1500 There is no “thirty minute rule” here. Urgent means ASAP—find the OR team, find an anesthetist. Get the patient prepped. It takes “time and patience” as my son says. Try to rush it. Go on—use words like emergent. Get assertive. Move the patient by yourself. Fuss a little. Fuss a lot. And everything slows down a little more. And you regret not playing by these unspoken rules. Time and patience.

1600 The baby is covered in thick mec—but cries and pinks up.

1700 Finishing the day at MCH (“Maternal Child Health”). Our interns have already handled most of the issues—so perhaps and I can get home. [MCH is an ongoing, M-F, 9-5 walk-in maternity clinic. Run by nursing and a regular clinical officer (equivalent to a physician’s assistant), we help staff it with our clinical officer and medical officer interns.

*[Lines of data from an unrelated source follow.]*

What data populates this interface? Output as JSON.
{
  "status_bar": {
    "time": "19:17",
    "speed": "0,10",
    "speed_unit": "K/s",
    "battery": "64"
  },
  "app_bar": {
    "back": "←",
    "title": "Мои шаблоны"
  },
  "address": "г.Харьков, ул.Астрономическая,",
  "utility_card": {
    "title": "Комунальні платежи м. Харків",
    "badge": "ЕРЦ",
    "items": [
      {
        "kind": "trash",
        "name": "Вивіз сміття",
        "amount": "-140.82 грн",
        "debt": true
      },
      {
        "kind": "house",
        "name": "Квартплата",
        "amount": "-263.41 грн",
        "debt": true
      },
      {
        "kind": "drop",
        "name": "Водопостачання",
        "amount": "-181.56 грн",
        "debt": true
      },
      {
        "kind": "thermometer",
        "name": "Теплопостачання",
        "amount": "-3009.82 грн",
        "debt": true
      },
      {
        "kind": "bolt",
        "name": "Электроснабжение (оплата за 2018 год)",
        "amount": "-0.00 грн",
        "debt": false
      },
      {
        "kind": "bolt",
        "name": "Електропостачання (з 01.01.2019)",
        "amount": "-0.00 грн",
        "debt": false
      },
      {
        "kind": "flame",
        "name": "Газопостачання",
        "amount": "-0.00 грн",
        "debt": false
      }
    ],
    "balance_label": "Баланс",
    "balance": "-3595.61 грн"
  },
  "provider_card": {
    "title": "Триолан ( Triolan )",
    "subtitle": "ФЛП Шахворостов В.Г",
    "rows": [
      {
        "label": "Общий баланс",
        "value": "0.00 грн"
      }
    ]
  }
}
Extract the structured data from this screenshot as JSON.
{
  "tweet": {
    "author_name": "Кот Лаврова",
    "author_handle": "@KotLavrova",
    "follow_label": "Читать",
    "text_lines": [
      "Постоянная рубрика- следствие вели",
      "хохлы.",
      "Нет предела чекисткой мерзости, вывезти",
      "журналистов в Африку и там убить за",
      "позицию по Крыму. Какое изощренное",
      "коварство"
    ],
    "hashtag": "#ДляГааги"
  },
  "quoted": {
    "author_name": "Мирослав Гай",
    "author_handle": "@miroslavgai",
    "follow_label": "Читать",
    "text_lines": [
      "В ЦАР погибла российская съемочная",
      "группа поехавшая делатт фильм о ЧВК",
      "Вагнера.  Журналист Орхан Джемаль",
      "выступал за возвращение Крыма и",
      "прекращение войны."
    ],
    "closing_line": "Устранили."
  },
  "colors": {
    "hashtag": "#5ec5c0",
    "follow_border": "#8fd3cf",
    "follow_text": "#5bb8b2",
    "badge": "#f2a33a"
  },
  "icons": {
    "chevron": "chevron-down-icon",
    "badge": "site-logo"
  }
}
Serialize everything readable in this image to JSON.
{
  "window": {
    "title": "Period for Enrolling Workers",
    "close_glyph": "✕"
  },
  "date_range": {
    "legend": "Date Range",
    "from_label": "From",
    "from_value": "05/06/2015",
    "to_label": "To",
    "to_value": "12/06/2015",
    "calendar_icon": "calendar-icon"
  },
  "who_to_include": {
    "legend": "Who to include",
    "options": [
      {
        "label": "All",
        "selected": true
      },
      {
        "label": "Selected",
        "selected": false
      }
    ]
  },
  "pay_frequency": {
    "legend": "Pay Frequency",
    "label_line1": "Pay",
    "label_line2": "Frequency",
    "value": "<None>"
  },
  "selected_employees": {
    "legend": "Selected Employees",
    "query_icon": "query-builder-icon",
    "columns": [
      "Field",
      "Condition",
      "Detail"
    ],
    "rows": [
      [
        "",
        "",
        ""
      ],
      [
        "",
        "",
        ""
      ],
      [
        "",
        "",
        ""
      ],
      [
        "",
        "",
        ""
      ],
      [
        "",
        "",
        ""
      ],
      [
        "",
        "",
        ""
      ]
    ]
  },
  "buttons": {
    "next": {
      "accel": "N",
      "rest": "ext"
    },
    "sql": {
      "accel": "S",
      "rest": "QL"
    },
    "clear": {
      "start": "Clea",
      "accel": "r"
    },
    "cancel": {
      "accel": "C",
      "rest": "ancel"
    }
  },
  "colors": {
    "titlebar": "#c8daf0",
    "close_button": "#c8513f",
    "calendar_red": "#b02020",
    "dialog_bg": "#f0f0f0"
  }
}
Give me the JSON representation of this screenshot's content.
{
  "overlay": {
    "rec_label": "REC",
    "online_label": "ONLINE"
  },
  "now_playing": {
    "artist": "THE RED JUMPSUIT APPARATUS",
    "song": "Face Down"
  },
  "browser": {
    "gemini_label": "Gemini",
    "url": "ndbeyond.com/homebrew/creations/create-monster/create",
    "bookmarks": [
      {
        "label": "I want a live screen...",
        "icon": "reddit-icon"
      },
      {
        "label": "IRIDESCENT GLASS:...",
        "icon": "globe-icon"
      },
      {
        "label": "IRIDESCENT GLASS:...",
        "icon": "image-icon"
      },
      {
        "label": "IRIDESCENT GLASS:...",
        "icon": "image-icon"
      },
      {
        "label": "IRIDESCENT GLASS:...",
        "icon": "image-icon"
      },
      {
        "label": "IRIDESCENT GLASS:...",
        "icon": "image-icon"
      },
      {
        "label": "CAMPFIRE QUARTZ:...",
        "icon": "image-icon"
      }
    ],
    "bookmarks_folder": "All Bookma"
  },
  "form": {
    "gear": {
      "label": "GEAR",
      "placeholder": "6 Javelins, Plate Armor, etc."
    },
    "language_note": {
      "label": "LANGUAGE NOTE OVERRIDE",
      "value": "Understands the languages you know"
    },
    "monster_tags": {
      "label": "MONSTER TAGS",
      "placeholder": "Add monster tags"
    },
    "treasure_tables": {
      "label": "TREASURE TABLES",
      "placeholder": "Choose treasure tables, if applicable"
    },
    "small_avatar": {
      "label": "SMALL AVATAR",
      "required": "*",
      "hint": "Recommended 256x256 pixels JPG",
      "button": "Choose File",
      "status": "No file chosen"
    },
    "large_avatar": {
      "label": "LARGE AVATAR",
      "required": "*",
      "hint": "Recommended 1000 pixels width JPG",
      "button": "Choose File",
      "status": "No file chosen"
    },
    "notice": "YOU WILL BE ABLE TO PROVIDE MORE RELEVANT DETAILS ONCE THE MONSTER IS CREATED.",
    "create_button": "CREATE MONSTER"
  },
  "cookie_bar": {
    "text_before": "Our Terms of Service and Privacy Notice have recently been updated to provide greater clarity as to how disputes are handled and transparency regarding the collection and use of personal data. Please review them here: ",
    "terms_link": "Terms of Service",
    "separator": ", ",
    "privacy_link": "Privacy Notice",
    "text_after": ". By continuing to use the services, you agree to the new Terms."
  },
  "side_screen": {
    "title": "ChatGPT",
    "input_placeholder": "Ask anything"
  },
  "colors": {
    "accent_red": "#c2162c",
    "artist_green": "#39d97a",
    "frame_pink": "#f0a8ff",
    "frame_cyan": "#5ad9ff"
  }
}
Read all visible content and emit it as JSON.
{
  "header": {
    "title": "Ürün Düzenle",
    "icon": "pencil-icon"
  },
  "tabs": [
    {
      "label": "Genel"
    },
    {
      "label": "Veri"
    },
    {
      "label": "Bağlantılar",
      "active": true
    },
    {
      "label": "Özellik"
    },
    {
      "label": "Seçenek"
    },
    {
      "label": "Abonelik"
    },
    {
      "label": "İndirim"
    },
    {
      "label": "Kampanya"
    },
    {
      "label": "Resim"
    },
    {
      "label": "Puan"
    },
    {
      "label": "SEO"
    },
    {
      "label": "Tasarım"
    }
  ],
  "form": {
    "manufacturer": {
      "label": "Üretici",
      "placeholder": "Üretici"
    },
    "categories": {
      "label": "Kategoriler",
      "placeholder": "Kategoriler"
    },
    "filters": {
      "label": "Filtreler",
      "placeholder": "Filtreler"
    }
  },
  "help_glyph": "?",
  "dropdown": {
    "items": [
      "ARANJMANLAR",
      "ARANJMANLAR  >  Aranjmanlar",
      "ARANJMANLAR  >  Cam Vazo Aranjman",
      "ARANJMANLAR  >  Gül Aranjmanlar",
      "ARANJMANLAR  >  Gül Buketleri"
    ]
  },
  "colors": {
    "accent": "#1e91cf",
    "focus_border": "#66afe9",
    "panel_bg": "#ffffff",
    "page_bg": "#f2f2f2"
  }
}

And I serve as the consultant.  I am impressed at how knowledgeable our junior staff is—truthfully, these interns work harder than I have seen interns work in a long time. They see huge volumes of patients, handle tough cases, teach students, study and attend lectures—on call every other to every fourth night working 36 hours straight (oops—you cannot go home post call). And they become really good really fast.  Go figure.]

1800 There are two women with previous scars (this is how we describe previous C-sections) who may be laboring. One has had successful vaginal births before, but she has polyhydramnios and the baby is literally floating. Her random blood sugar was normal but I still suspect she is diabetic. The other has a history of 2 previous sections and was admitted late from MCH.

1830 Up at Theatre. There are three cases from general surgery waiting to go—numbered 1-2-3 on the board. Below, like an unnumbered footnote, are our two patients. Umm. . . I speak with anesthesia—there is only one anesthetist on—we can only run one room right now. OK—but we cannot be fifth as the mom with 2 previous sections is laboring and the baby, and her uterus, will not wait. General surgery weighs in and says we can have the next room.

2100 Home at last after another section. A lot of adhesions—again—but mom and baby are ok. The other lady is not laboring right now. We can wait and do an elective case in the morning.

12 MN Pager goes off. Drat. My clinical officer explains: G7P6 patient with remote history of a C-section followed by successful vaginal deliveries, came in spontaneously laboring at term—heart tones lost, station lost, fetal parts palpated in abdomen, mom tachy.

0030 In theatre, massive hemoperitoneum, beautiful still baby up around liver, uterus ruptured with huge arterial bleeders. Get fluids, get blood. BP dropping. Hands work faster. A lot of prayer. She has six young kids at home. Hands work faster. A lot of prayer.

0200 Patient is stable and going to our recovery room. Adrenaline surge is wearing off—boy I am really tired.

0230 “Daktari, there is that patient with previous scar and polyhydramnios—she is in a lot of pain . . .”
0500 Back home after another C-section. Baby was huge, by the way.

0755 I make my way up the long hill that leads from our home to the Hospital Gate. Up along the broken road . . .

*This lady ultimately did well physically—but her heart was broken.  Abortion is actually illegal here, but  patients obtain them anyway from people in the community who get misoprostol or various herbs for the early pregnancies, and attempt instrumentation in advanced pregnancies. Many come in with hemorrhage that can be fixed with a D&C and blood products. But one presented with renal failure—we think from some herb—and we transferred her for dialysis—but we fear she ultimately died. She was 16. Another had uterine and large bowel perforation—she will live with a colostomy for the rest of her life. She is 17. Family Planning is not readily available to unmarried girls and women in rural areas, and married women cannot use birth control without their husband’s permission. Sadly, whether single, married, or widowed, females in this part of the world do not have a lot of control over when or with whom they have sex, when they marry, who they marry, or what choices their husband makes on their behalf after they marry.